Using a version of the IBSE (Inquiry-Based Science Education) model ensures that a dialogue is set up between demonstrators and students, in line with emerging approaches in science communication more generally.(3) Integrating an arts component at the end of demonstrations adds a new component to the learning experience for students as well. The case for the inclusion of arts into STEM (Science, Technology, Engineering, Mathematics) has been made repeatedly, allowing for the generation of innovative ideas rather than a focus on knowledge and technical execution.(4)

  1. Pedaste, M. et al. Phases of inquiry-based learning: Definitions and the inquiry cycle. Educational Research Review 14, 47–61 (2015).
  2. Lazonder, A. & Barbagallo, F. & Harmsen, R. Meta-analysis of inquiry-based learning: Effects of guidance. Review of Educational Research. 86(3), 681–718 (2016).
  3. Illingworth, S. Delivering effective science communication: advice from a professional science communicator. Seminars in Cell & Developmental Biology. 70, 10–16 (2017).
  4. Land, M. Full STEAM Ahead: The Benefits of Integrating the Arts Into STEM. Procedia Computer Science. 20, 547–552 (2013).

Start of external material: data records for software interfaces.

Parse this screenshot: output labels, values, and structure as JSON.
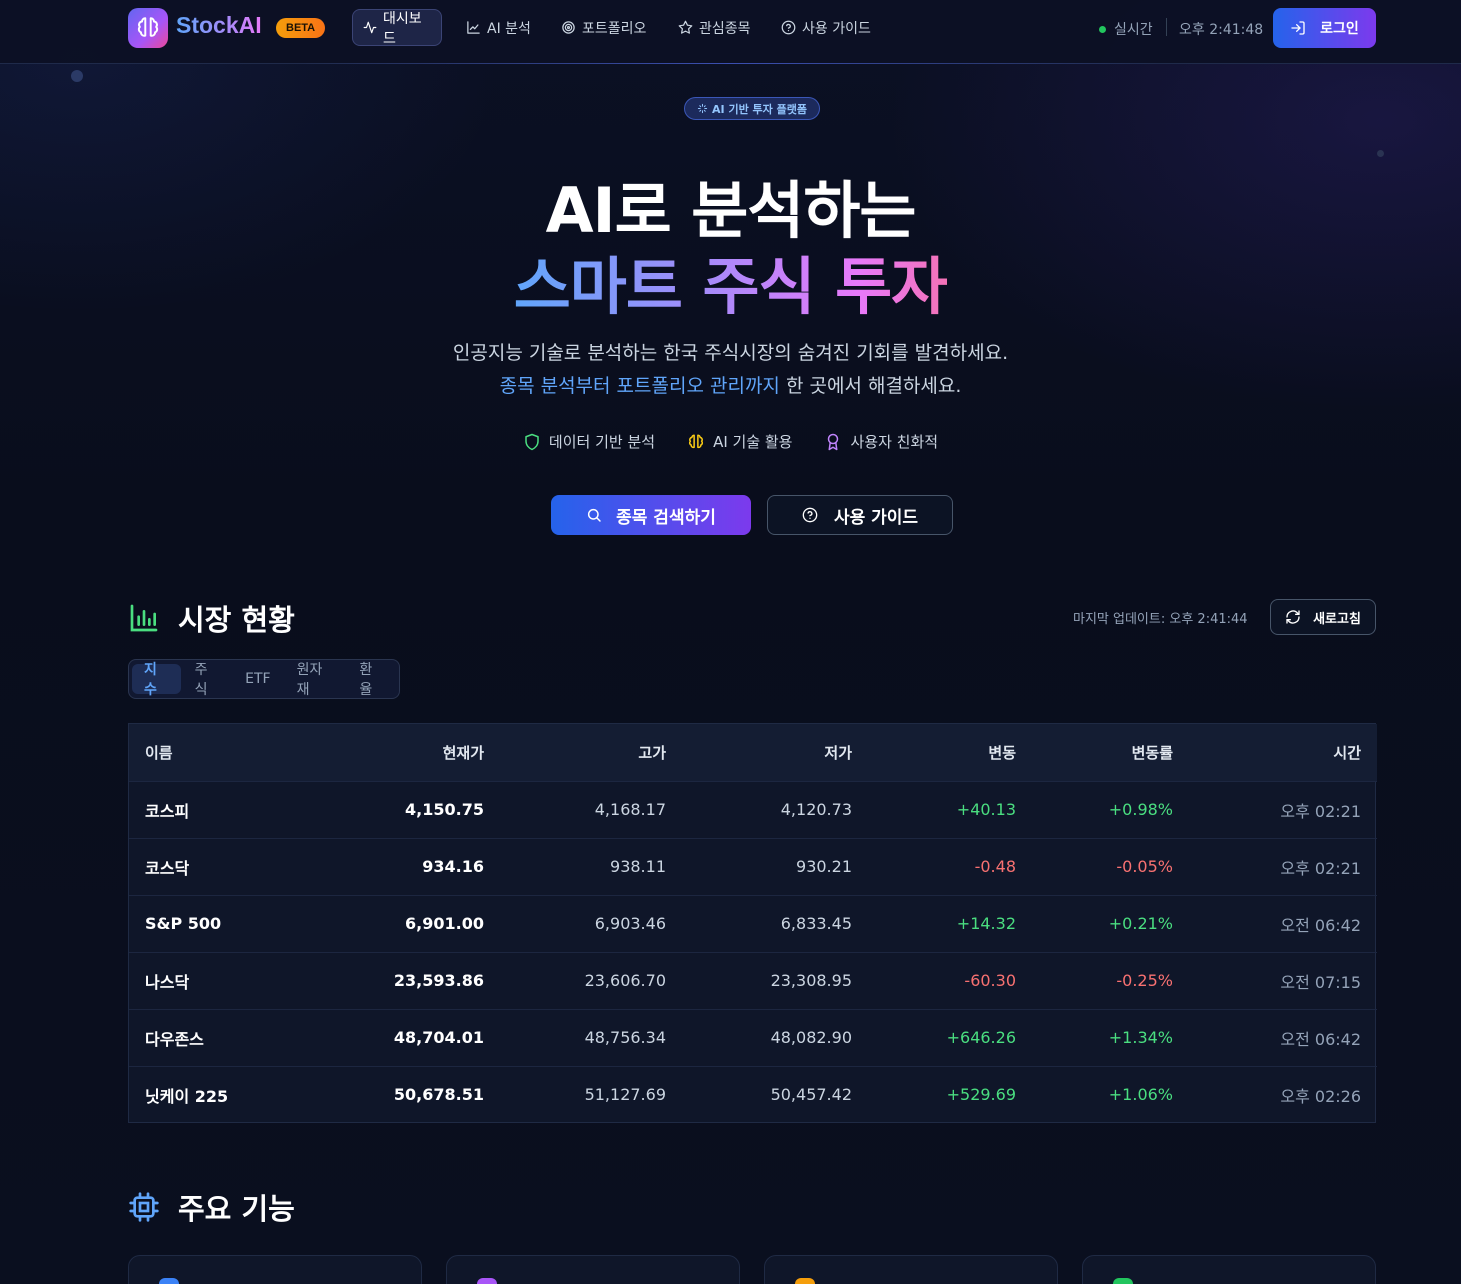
{
  "header": {
    "logo_text": "StockAI",
    "beta_label": "BETA",
    "nav": [
      {
        "label": "대시보드",
        "icon": "activity-icon"
      },
      {
        "label": "AI 분석",
        "icon": "line-chart-icon"
      },
      {
        "label": "포트폴리오",
        "icon": "target-icon"
      },
      {
        "label": "관심종목",
        "icon": "star-icon"
      },
      {
        "label": "사용 가이드",
        "icon": "help-circle-icon"
      }
    ],
    "status_label": "실시간",
    "clock": "오후 2:41:48",
    "login_label": "로그인"
  },
  "hero": {
    "badge": "AI 기반 투자 플랫폼",
    "title_line1": "AI로 분석하는",
    "title_line2": "스마트 주식 투자",
    "subtitle_line1": "인공지능 기술로 분석하는 한국 주식시장의 숨겨진 기회를 발견하세요.",
    "subtitle_line2_highlight": "종목 분석부터 포트폴리오 관리까지",
    "subtitle_line2_rest": " 한 곳에서 해결하세요.",
    "features": [
      {
        "label": "데이터 기반 분석",
        "icon": "shield-icon",
        "color": "#4ade80"
      },
      {
        "label": "AI 기술 활용",
        "icon": "brain-icon",
        "color": "#facc15"
      },
      {
        "label": "사용자 친화적",
        "icon": "award-icon",
        "color": "#c084fc"
      }
    ],
    "primary_button": "종목 검색하기",
    "secondary_button": "사용 가이드"
  },
  "market": {
    "title": "시장 현황",
    "last_update": "마지막 업데이트: 오후 2:41:44",
    "refresh_label": "새로고침",
    "tabs": [
      "지수",
      "주식",
      "ETF",
      "원자재",
      "환율"
    ],
    "active_tab": "지수",
    "columns": [
      "이름",
      "현재가",
      "고가",
      "저가",
      "변동",
      "변동률",
      "시간"
    ],
    "rows": [
      {
        "name": "코스피",
        "current": "4,150.75",
        "high": "4,168.17",
        "low": "4,120.73",
        "change": "+40.13",
        "rate": "+0.98%",
        "time": "오후 02:21",
        "dir": "up"
      },
      {
        "name": "코스닥",
        "current": "934.16",
        "high": "938.11",
        "low": "930.21",
        "change": "-0.48",
        "rate": "-0.05%",
        "time": "오후 02:21",
        "dir": "down"
      },
      {
        "name": "S&P 500",
        "current": "6,901.00",
        "high": "6,903.46",
        "low": "6,833.45",
        "change": "+14.32",
        "rate": "+0.21%",
        "time": "오전 06:42",
        "dir": "up"
      },
      {
        "name": "나스닥",
        "current": "23,593.86",
        "high": "23,606.70",
        "low": "23,308.95",
        "change": "-60.30",
        "rate": "-0.25%",
        "time": "오전 07:15",
        "dir": "down"
      },
      {
        "name": "다우존스",
        "current": "48,704.01",
        "high": "48,756.34",
        "low": "48,082.90",
        "change": "+646.26",
        "rate": "+1.34%",
        "time": "오전 06:42",
        "dir": "up"
      },
      {
        "name": "닛케이 225",
        "current": "50,678.51",
        "high": "51,127.69",
        "low": "50,457.42",
        "change": "+529.69",
        "rate": "+1.06%",
        "time": "오후 02:26",
        "dir": "up"
      }
    ]
  },
  "features_section": {
    "title": "주요 기능",
    "card_icon_colors": [
      "#3b82f6",
      "#a855f7",
      "#f59e0b",
      "#22c55e"
    ]
  },
  "colors": {
    "accent_blue": "#2563eb",
    "accent_purple": "#7c3aed",
    "up": "#4ade80",
    "down": "#f87171"
  }
}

Project Timeline

Time Activity
Months in advance
  • Set up contacts with schools to make sure the project can go ahead before recruiting volunteers
  • Start volunteer recruitment and find a venue for workshops
  • Plan activities that incorporate enquiry based learning, STEM and art.
Weeks in advance
  • Buy necessary materials and conduct workshops, and get the volunteers to test the experiments themselves before the event.
  • Confirm the final number of volunteers and plan the schedule accordingly: how many groups can be dealt with in parallel?
On the day
  • Top up any materials if necessary and arrive at the school early to set up workstations and experiments

Single Event Structure

Volunteer Workshop

Time Activity
30 mins
  • General introduction to the project and sci comm tips
30 mins-60 mins
  • Split into groups to set up experiments and run through what is required in each activity
60 mins – 90 mins
  • Get volunteers to practice the demonstrations and give them feedback on their communication strategy etc.

School Visit

Time Activity
30-60 mins
  • General introduction to the project and sci comm tips
30 mins-60 mins
  • Set up and split students into groups with teachers’ help
40 mins, repeated
  • All workshops should be conducted within a single lesson, which will be repeated throughout the day having the kids rotate around the workstations

Personnel roles

Person Activity
Core Team
  • Organise and run the workshop(s) for volunteers
    Organise and run the workshop(s)
  • Draft schedule for school visit and arrive at venue an hour in advance to set up the workstations / coordinate volunteers
  • Rotate around groups to make sure everything runs smoothly; take over some demonstrations if any of the volunteers have dropped out
  • Attend workshop and familiarise with experiments
  • Run demonstrations according to school visit schedule


This event description is modelled on STEAM School Malta, and potential demonstrations can be taken from: